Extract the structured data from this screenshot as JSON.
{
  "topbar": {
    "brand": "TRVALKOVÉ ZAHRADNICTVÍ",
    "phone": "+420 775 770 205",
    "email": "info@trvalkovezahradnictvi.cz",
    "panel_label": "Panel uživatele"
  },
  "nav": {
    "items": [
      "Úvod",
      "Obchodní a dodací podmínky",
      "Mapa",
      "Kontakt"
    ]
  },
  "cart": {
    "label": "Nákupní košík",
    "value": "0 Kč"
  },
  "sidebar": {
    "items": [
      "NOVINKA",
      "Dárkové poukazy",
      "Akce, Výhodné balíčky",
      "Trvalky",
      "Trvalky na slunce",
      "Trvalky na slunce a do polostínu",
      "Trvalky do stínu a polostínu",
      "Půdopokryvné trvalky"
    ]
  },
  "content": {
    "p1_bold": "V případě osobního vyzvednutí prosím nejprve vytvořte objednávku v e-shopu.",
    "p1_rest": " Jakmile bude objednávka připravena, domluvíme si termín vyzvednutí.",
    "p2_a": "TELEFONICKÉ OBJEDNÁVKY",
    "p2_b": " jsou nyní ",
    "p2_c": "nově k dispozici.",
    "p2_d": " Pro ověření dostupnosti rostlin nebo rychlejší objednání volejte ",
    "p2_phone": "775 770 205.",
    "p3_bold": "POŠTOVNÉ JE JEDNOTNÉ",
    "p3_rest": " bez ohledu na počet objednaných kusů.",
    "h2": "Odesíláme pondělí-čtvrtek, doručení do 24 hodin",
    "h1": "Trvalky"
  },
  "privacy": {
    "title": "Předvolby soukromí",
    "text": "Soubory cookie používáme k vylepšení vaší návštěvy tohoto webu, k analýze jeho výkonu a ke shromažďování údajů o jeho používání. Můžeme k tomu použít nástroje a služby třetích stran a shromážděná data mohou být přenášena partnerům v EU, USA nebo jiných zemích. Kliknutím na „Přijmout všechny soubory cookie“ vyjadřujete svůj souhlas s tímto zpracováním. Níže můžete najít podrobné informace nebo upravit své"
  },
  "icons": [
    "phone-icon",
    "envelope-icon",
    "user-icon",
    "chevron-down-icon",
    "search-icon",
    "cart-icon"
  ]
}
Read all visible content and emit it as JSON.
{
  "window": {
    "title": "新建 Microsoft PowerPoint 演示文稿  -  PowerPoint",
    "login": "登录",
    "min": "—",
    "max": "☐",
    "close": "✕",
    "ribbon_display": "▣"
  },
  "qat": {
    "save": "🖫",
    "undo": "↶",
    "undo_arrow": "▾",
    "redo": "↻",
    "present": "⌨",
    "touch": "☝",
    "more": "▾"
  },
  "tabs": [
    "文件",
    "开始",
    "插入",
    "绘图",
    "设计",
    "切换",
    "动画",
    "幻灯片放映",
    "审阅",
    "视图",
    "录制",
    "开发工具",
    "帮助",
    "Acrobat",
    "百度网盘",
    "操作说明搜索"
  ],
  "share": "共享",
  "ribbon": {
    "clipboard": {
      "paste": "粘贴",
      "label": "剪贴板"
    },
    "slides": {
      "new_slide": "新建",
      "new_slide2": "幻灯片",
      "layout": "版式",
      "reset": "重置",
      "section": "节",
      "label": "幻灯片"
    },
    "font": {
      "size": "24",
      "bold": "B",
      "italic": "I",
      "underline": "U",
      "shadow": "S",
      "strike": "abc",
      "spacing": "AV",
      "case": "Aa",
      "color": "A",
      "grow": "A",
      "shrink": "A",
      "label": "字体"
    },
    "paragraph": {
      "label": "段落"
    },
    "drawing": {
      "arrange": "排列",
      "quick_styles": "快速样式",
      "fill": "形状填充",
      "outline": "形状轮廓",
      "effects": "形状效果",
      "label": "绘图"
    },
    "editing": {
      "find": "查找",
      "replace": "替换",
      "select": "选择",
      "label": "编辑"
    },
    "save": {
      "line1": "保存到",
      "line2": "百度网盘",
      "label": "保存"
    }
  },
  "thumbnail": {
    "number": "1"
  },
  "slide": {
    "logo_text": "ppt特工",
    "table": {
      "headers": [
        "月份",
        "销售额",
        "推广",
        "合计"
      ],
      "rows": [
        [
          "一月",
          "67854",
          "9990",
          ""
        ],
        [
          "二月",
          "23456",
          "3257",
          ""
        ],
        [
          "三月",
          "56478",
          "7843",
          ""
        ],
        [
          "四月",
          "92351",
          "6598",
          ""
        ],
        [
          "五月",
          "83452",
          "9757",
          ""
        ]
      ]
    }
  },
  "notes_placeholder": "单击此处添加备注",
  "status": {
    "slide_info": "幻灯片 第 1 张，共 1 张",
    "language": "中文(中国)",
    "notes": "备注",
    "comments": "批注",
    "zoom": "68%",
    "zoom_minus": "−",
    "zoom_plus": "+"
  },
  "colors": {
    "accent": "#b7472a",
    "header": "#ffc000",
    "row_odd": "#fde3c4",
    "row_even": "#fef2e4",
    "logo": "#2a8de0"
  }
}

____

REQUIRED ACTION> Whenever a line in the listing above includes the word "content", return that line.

SOLUTION TO THE PROBLEM>
  "content": {
Read all visible content and emit it as JSON.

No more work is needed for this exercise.